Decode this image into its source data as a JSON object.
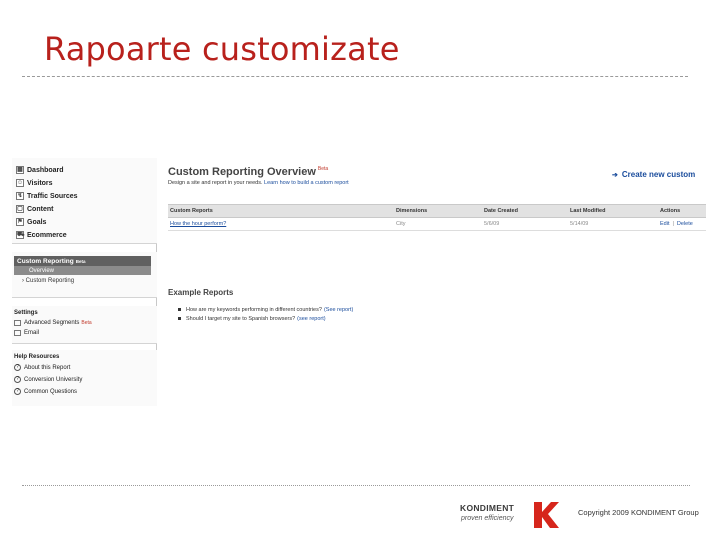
{
  "slide": {
    "title": "Rapoarte customizate",
    "copyright": "Copyright 2009 KONDIMENT Group"
  },
  "logo": {
    "name": "KONDIMENT",
    "tagline": "proven efficiency",
    "accent_color": "#d6261c"
  },
  "sidebar": {
    "nav_items": [
      {
        "label": "Dashboard",
        "icon": "dashboard-icon"
      },
      {
        "label": "Visitors",
        "icon": "visitors-icon"
      },
      {
        "label": "Traffic Sources",
        "icon": "traffic-sources-icon"
      },
      {
        "label": "Content",
        "icon": "content-icon"
      },
      {
        "label": "Goals",
        "icon": "goals-flag-icon"
      },
      {
        "label": "Ecommerce",
        "icon": "ecommerce-cart-icon"
      }
    ],
    "custom_reporting": {
      "label": "Custom Reporting",
      "badge": "Beta",
      "overview": "Overview",
      "sub_item": "Custom Reporting"
    },
    "settings": {
      "title": "Settings",
      "items": [
        {
          "label": "Advanced Segments",
          "badge": "Beta"
        },
        {
          "label": "Email"
        }
      ]
    },
    "help": {
      "title": "Help Resources",
      "items": [
        {
          "label": "About this Report"
        },
        {
          "label": "Conversion University"
        },
        {
          "label": "Common Questions"
        }
      ]
    }
  },
  "main": {
    "title": "Custom Reporting Overview",
    "title_badge": "Beta",
    "description": "Design a site and report in your needs.",
    "learn_link": "Learn how to build a custom report",
    "create_button": "Create new custom",
    "table": {
      "headers": [
        "Custom Reports",
        "Dimensions",
        "Date Created",
        "Last Modified",
        "Actions"
      ],
      "rows": [
        {
          "name": "How the hour perform?",
          "dimensions": "City",
          "created": "5/6/09",
          "modified": "5/14/09",
          "edit": "Edit",
          "delete": "Delete"
        }
      ]
    },
    "examples": {
      "title": "Example Reports",
      "items": [
        {
          "text": "How are my keywords performing in different countries?",
          "link": "(See report)"
        },
        {
          "text": "Should I target my site to Spanish browsers?",
          "link": "(see report)"
        }
      ]
    }
  }
}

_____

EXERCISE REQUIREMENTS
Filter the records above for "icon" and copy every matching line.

SOLUTION TO THE PROBLEM
        "icon": "dashboard-icon"
        "icon": "visitors-icon"
        "icon": "traffic-sources-icon"
        "icon": "content-icon"
        "icon": "goals-flag-icon"
        "icon": "ecommerce-cart-icon"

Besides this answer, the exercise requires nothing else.